My first drive resulted in a rather acrobatic T-Mac dunk… shocking after that micro-fracture surgery. The next drive ended with a similarly acrobatic Trevor Ariza dunk. Then a Yao dunk, then a Battier dunk… and so on. I pulled up for a 3 eventually and it fell right in. On defense, I didn’t even bother trying to steal the ball. I found that if you just stand near the other player the computer will either get a 24 second violation or miss the shot. (On a side note, trying to get the ball faster will stop Marv Albert from saying, “he sets the pick” every 5 seconds) The bots will score occasionally, but with the newly revamped dunkfest Rockets, I had no problem winning by 15. The final score was a whopping 52-37. After convincingly beating the best team by 15, I figured that I would up the difficulty or see if I could slide some sliders… something.

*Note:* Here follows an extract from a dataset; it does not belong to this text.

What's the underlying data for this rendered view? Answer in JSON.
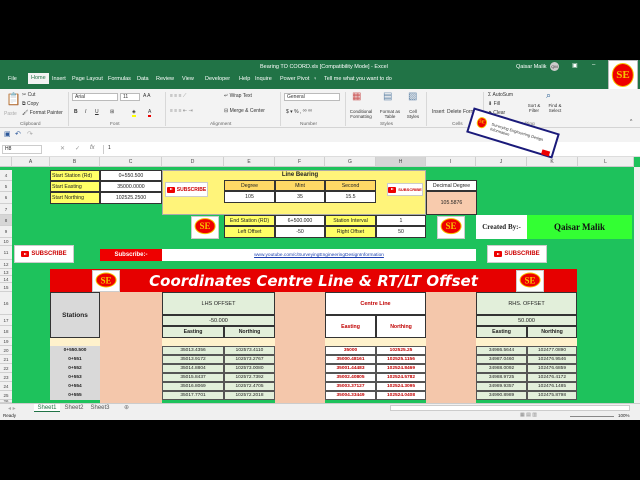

Well, after jacking up the difficulty a bit, my next game started a little tougher. The computer made its first two shots, but really just couldn’t compete with the beast man that is T-Mac. I think I put down 15 windmill dunks (the exact same windmill dunk) in a row, which made an LA comeback pretty improbable. For a while, I thought that passing would be a good idea, but then the ball landed in the hands of T-Mac, which again resulted in the same windmill dunk. For the record, there were no crossovers or pump fakes that got me a free pass to the basket, all I had to do was sprint to the hoop and hit the shoot button. If you do this, you’ll win, I promise.
(One odd thing of note… If the ball goes for a long bounce off of the rim and clearly goes out of bounds, don’t think that it could be blown dead. I was caught off guard multiple times by computer players landing whole body lengths out of bounds and then taking shots over the back of the rim. They don’t typically go in, but it would certainly be nice to know what out of bounds is.)

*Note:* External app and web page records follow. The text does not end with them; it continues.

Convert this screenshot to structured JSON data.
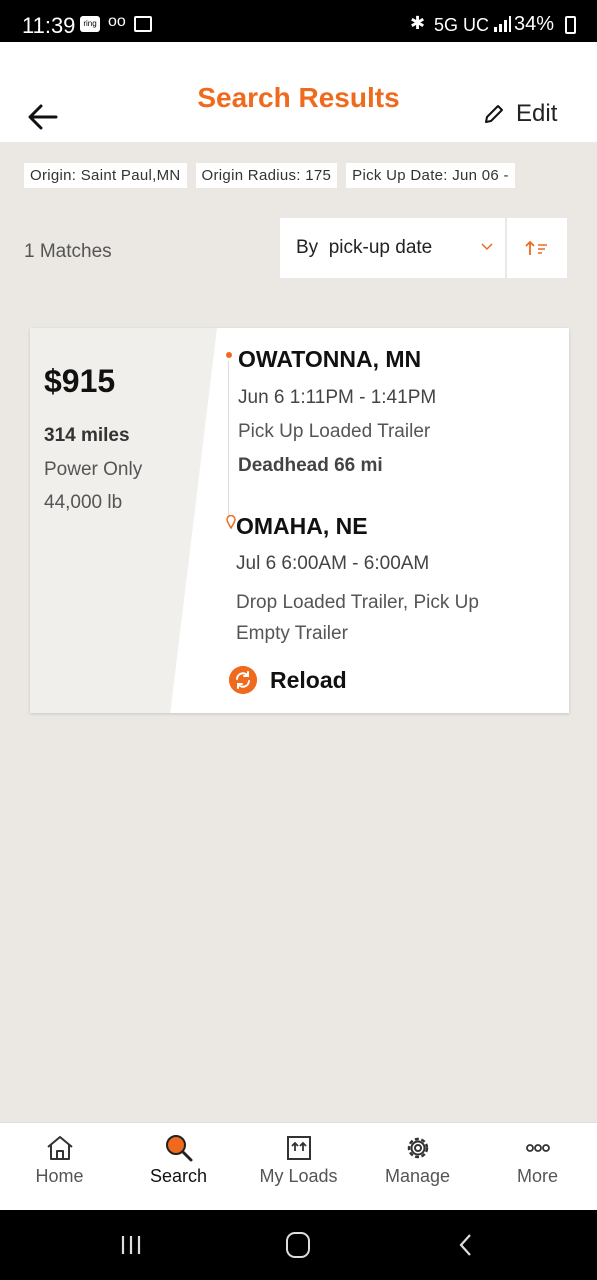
{
  "status_bar": {
    "time": "11:39",
    "ring": "ring",
    "voicemail": "oo",
    "network": "5G UC",
    "battery": "34%"
  },
  "header": {
    "title": "Search Results",
    "edit_label": "Edit"
  },
  "filters": [
    {
      "label": "Origin: Saint Paul,MN"
    },
    {
      "label": "Origin Radius: 175"
    },
    {
      "label": "Pick Up Date: Jun 06 -"
    }
  ],
  "results": {
    "count_label": "1 Matches",
    "sort_label": "By  pick-up date"
  },
  "load": {
    "price": "$915",
    "miles": "314 miles",
    "equipment": "Power Only",
    "weight": "44,000 lb",
    "origin": {
      "city": "OWATONNA, MN",
      "time": "Jun 6 1:11PM - 1:41PM",
      "activity": "Pick Up Loaded Trailer",
      "deadhead": "Deadhead 66 mi"
    },
    "destination": {
      "city": "OMAHA, NE",
      "time": "Jul 6 6:00AM - 6:00AM",
      "activity": "Drop Loaded Trailer, Pick Up Empty Trailer"
    },
    "tag": "Reload"
  },
  "bottom_nav": [
    {
      "label": "Home",
      "icon": "home-icon"
    },
    {
      "label": "Search",
      "icon": "search-icon",
      "active": true
    },
    {
      "label": "My Loads",
      "icon": "my-loads-icon"
    },
    {
      "label": "Manage",
      "icon": "gear-icon"
    },
    {
      "label": "More",
      "icon": "more-icon"
    }
  ],
  "colors": {
    "accent": "#ef6a1c",
    "background": "#ebe8e3"
  }
}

I thought about starting a whole season of this, but thought that a season long T-Mac dunk fest would get old pretty fast. There is just no challenge in running to the hoop and hitting shoot. No tough shots, no amazing crossovers, no crazy passes… just run and dunk. Maybe I should’ve been the Suns!
Aside from the gameplay, the rest of the game was fairly well put together. The opening menu looks quite nice and has the traditional big name NBA Live rap tracks backing it. The options are fairly light, with the only play options being season, playoffs, and exhibition. There are no online features as of now, but with defense being as pointless as it is, I don’t really think watching a back and forth windmill dunkfest would be too exciting.
Well, NBA Live unfortunately turned out to be exactly what I thought it would be. It’s basketball, but it certainly won’t make you want to come back for more. There’s only so much that Marv Alberts voice and EA’s logo can do to make you want to keep playing. I know that this is fairly impressive for a cell phone, but just because the concept is cool doesn’t make the game fun. Someday, developers will learn that they need to start with the basics. Maybe a little NBA Jam is all the iPhone gamer wants. Just give me some 2 on 2 and let me do somersault dunks. Let me get on fire and run around with my glowing red ball. BOOMSHAKALAKA!
Tagged with: $9.99, basketball, EA Sports, nba live